Disclosure: I’m not a fan of commodity stocks. These stocks are not price-makers, but price-takers, meaning the price of their underlying product is set by someone else. Secondly, commodity plays are cyclicals. Like boxing or salsa dancing, cyclicals come down to timing to make your moves. Well, now is the time for a fertilizer stock like Nutrien.
Crop prices have been rising and farmers are planting more, driven by strong demand from China whose economy recovered earlier than the other industrialized nations. Government stimulus is another kicker. The ag bounceback is also due to El Nina last year which dried up South American growing areas, and an outbreak of African swine flu in 2019 which created a pork shortage in China and pressured feed demand.
Nutrien is the world’s biggest supplier of potash, a fertilizer that farmers can use on a tight budget. Potash uses water efficiently and discourages insects. Nutrien’s CEO believes a cyclical recovery in agriculture is underway and predicts the largest American plantings of corn in the last five years, along with more U.S. soybean and Canadian canola plantings. Nutrien expects global potash demand to hit a record high of 68-70 tonnes this year.
On Monday this week, the Saskatoon company announced it was boosting its potash production by roughly half-a-million tonnes in the second half of 2021 to respond to this surging demand and will hire more employees. Meanwhile, its domestic and offshore potash sales are spoken for through September. The company will revise guidance upward at some point. In other words, business is great.
NTR stocks are currently hitting all-time highs right below $80. There’s a little more upside that the street sees with a price target of $80.67, though I predict the low-$80s is more likely. Cyclical stocks are trades, not long-term holds, so there’s wiggle room to earn a 5-8% return if you’re nimble. Of course, buying on dip is a good idea, but a dip is less likely on a name with such momentum. NTR stocks are up nearly 8% in the past month. Bottom line: be nimble, Jack.
Past pick from June, 9, 2020, up 48.8% plus 2.4% dividend yield
I recommended this Quebec company exactly a year ago and again in early February. Savaria has recently broken through $20 after climing 10% in the past month. The street is picking up on this maker of in-home elevators for seniors. Last week, Scotiabank raised its price target for SIS stock from $22 to $23.50, and the average PT is $23.08 based on six buys and no holds or sells. It closed up another 1.8% on Monday this week.
After years of ups and downs, Savaria turned a corner last winter when it bought Handicare to double the company’s size and become the global market leader. Of course, the underlying tailwind remains aging demographics. It’s a lot cheaper for a senior to install an elevator in their home than to move into a residence.

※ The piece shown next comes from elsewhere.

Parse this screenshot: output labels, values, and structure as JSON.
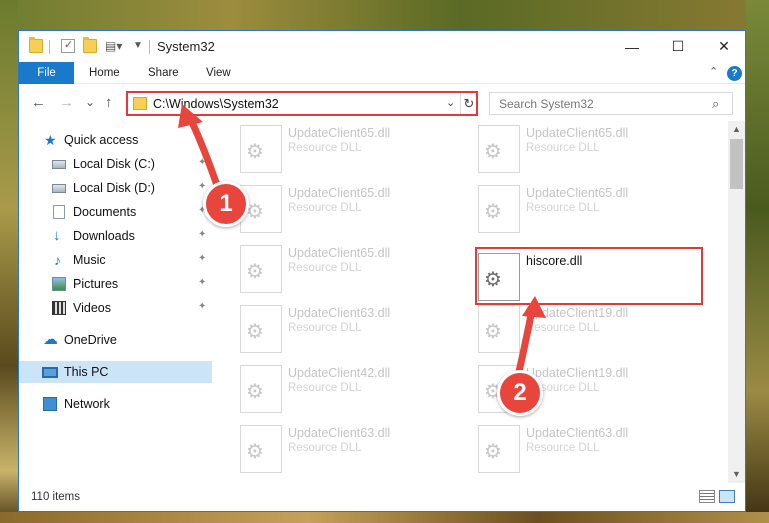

Also, how Covid ravaged nursing homes in 2020 is tragically fresh on everyone’s minds.
Savaria’s last four quarters actually saw two beats and two misses in earnings, so the street is betting on the future. For example, sis stock’s EPS estimate for Q4 2021 is 22 cents compared to the actual 13 cents of Q4 2020.
There’s still upside here, so this is definitely a buy.
Disclosure: I own shares of Savaria.